- [Supplied data]:
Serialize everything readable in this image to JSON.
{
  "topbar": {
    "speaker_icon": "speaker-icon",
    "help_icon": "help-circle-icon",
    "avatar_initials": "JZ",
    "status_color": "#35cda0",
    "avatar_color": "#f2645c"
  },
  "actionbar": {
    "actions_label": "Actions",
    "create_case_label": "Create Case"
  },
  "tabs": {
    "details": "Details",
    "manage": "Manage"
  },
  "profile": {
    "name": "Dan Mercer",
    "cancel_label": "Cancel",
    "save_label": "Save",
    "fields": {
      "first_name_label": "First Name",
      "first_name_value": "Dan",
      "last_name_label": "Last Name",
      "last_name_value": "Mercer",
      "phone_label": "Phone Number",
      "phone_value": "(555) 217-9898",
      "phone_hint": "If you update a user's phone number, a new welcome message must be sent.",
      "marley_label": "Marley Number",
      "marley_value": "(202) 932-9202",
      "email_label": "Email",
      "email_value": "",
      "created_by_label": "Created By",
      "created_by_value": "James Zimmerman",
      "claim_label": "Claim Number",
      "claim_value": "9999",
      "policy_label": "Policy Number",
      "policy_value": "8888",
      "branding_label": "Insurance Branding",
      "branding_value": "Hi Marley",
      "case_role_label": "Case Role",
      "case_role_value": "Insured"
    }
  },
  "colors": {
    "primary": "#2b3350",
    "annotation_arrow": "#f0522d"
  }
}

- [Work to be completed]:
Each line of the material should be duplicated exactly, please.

- [Solution for this task]:
Serialize everything readable in this image to JSON.
{
  "topbar": {
    "speaker_icon": "speaker-icon",
    "help_icon": "help-circle-icon",
    "avatar_initials": "JZ",
    "status_color": "#35cda0",
    "avatar_color": "#f2645c"
  },
  "actionbar": {
    "actions_label": "Actions",
    "create_case_label": "Create Case"
  },
  "tabs": {
    "details": "Details",
    "manage": "Manage"
  },
  "profile": {
    "name": "Dan Mercer",
    "cancel_label": "Cancel",
    "save_label": "Save",
    "fields": {
      "first_name_label": "First Name",
      "first_name_value": "Dan",
      "last_name_label": "Last Name",
      "last_name_value": "Mercer",
      "phone_label": "Phone Number",
      "phone_value": "(555) 217-9898",
      "phone_hint": "If you update a user's phone number, a new welcome message must be sent.",
      "marley_label": "Marley Number",
      "marley_value": "(202) 932-9202",
      "email_label": "Email",
      "email_value": "",
      "created_by_label": "Created By",
      "created_by_value": "James Zimmerman",
      "claim_label": "Claim Number",
      "claim_value": "9999",
      "policy_label": "Policy Number",
      "policy_value": "8888",
      "branding_label": "Insurance Branding",
      "branding_value": "Hi Marley",
      "case_role_label": "Case Role",
      "case_role_value": "Insured"
    }
  },
  "colors": {
    "primary": "#2b3350",
    "annotation_arrow": "#f0522d"
  }
}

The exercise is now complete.